◆ **ASSIGNMENT**: Below are the records; copy out every line that holds the word "badge".

[Stored items]

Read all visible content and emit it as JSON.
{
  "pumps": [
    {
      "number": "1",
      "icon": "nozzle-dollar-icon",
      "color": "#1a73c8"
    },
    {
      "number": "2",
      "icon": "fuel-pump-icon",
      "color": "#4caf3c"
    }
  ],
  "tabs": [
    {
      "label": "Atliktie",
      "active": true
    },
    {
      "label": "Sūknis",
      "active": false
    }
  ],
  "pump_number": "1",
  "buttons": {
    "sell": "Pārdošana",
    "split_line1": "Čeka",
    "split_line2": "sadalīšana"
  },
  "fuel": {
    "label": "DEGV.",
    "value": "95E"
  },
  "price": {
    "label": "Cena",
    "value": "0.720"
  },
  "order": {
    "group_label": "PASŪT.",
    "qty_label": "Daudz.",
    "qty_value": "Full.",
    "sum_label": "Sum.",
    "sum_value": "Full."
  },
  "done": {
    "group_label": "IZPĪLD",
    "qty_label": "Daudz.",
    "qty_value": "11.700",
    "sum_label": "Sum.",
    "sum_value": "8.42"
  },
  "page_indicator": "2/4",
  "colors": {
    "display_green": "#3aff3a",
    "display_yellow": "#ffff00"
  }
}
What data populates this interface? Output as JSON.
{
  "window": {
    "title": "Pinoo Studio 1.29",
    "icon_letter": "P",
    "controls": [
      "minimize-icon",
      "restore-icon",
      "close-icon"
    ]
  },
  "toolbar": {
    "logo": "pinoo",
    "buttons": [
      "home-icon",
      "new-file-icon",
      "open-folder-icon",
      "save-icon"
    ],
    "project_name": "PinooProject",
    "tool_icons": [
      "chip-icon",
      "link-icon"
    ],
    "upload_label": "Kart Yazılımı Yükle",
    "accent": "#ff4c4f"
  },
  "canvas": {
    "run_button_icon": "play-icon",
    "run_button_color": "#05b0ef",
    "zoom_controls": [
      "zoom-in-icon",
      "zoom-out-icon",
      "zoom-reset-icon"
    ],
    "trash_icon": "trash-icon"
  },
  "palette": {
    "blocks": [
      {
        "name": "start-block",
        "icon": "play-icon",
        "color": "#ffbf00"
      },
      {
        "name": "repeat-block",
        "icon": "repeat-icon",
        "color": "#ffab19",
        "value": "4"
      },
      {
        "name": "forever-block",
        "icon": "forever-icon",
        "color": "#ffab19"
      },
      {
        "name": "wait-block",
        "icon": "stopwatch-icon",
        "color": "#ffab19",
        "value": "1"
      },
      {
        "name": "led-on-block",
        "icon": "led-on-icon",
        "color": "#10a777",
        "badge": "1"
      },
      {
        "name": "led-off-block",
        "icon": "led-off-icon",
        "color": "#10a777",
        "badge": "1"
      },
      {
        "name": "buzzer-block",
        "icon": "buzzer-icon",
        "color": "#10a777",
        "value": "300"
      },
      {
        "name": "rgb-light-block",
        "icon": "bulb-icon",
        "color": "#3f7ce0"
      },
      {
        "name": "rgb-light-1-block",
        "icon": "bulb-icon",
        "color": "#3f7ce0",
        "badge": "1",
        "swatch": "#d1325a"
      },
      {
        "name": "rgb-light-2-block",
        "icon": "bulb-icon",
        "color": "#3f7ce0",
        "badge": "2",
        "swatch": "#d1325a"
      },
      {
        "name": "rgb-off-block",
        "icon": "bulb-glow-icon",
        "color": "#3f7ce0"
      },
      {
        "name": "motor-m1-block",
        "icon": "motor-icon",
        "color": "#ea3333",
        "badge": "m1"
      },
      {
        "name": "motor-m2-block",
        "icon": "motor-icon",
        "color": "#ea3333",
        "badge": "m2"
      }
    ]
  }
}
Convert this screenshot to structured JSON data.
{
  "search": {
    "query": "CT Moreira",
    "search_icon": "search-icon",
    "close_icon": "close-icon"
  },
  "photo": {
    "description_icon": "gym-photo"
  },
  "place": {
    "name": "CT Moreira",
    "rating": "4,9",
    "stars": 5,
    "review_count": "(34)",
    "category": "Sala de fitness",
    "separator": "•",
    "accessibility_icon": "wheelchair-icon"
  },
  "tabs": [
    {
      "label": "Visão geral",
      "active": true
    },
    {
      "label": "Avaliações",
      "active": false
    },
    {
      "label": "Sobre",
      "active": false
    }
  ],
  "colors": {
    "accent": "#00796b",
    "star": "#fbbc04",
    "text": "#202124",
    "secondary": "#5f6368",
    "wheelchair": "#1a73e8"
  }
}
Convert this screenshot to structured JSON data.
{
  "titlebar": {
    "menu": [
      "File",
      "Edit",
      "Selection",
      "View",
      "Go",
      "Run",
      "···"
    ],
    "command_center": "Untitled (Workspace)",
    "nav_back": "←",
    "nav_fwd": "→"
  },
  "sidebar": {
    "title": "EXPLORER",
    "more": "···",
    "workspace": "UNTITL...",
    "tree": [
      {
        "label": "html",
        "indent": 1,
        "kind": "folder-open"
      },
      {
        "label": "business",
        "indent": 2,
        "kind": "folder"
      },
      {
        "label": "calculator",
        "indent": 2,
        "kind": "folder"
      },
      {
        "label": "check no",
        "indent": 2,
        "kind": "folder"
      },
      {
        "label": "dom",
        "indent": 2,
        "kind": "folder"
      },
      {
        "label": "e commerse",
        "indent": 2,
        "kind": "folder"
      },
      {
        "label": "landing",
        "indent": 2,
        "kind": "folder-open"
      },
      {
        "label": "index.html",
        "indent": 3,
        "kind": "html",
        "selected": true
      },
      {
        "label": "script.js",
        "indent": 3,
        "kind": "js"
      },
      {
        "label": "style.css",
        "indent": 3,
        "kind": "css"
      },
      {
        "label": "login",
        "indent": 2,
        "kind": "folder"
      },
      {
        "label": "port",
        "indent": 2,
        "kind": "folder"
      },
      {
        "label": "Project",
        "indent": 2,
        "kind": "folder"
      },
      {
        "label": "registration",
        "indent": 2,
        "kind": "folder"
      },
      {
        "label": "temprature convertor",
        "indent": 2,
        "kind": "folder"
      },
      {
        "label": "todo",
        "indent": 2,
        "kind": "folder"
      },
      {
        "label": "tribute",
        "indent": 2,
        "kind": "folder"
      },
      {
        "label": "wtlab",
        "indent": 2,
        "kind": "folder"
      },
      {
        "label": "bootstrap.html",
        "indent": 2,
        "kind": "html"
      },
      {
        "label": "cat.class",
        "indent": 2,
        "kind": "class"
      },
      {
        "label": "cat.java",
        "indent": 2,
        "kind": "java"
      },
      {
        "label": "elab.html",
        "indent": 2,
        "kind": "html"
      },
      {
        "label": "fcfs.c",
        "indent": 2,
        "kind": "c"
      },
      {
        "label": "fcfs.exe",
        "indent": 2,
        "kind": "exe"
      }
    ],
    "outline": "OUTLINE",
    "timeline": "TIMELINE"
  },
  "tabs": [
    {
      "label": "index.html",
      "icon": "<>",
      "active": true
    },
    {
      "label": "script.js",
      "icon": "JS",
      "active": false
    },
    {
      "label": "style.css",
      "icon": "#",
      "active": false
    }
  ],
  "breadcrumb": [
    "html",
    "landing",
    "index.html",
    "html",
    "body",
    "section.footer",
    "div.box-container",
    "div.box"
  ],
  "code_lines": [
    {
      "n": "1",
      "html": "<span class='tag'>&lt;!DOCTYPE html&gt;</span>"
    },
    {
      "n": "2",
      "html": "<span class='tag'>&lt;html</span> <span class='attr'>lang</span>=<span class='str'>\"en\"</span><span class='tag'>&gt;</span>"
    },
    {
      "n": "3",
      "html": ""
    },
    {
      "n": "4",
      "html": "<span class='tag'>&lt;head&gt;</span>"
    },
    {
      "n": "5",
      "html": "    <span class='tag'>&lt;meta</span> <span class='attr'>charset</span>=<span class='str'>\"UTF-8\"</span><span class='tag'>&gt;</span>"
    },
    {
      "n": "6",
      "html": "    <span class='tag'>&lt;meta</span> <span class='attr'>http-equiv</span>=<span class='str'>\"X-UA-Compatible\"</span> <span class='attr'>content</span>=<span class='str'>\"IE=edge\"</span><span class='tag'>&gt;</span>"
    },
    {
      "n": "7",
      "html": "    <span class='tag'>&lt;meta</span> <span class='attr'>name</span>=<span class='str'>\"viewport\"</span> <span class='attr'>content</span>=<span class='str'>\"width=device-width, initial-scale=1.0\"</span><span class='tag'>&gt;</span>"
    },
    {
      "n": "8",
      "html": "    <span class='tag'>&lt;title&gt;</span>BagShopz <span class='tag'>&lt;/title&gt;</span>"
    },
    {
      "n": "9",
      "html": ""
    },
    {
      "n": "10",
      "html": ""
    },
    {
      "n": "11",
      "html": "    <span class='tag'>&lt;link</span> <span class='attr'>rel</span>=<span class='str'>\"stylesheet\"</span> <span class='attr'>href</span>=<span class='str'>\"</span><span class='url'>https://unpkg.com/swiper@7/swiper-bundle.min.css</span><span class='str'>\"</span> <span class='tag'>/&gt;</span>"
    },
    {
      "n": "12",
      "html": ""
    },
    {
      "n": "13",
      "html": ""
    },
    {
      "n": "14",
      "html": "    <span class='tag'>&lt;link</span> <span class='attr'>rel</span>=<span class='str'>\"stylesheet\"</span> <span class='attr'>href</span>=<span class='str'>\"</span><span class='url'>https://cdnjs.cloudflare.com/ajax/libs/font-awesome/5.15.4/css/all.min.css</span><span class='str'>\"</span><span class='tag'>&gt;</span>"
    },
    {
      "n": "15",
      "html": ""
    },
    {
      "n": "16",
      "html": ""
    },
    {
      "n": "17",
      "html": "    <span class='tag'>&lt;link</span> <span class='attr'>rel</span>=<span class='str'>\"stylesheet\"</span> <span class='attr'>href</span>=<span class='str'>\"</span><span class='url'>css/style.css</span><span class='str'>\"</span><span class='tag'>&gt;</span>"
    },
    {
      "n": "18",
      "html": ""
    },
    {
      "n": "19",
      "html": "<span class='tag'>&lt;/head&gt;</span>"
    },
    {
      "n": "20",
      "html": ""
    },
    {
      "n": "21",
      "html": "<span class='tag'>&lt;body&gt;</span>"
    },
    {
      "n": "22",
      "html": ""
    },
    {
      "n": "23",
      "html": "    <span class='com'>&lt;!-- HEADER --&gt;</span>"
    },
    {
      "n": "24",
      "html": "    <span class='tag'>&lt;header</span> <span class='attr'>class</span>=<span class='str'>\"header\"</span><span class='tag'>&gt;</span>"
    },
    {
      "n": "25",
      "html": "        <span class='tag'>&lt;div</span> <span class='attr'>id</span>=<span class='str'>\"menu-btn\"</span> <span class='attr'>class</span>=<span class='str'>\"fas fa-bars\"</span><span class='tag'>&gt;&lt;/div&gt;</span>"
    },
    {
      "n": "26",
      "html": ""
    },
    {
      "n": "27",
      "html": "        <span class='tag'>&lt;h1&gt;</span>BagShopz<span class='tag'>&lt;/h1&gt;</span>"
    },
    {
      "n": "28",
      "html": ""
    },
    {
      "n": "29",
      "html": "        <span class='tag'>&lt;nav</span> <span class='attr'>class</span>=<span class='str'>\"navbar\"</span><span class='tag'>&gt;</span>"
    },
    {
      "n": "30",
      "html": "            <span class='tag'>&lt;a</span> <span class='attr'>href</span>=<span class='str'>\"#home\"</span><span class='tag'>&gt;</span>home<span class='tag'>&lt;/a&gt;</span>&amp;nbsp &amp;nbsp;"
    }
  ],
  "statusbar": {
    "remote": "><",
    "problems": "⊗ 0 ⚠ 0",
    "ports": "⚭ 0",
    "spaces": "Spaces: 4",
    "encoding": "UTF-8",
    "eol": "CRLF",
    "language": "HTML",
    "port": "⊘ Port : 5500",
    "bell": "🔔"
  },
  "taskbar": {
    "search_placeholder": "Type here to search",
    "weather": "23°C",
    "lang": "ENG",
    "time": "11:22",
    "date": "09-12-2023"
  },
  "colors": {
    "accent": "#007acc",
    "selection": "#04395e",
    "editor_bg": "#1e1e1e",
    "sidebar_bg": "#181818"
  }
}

◆ **EXERCISE OUTPUT**:
        "badge": "1"
        "badge": "1"
        "badge": "1",
        "badge": "2",
        "badge": "m1"
        "badge": "m2"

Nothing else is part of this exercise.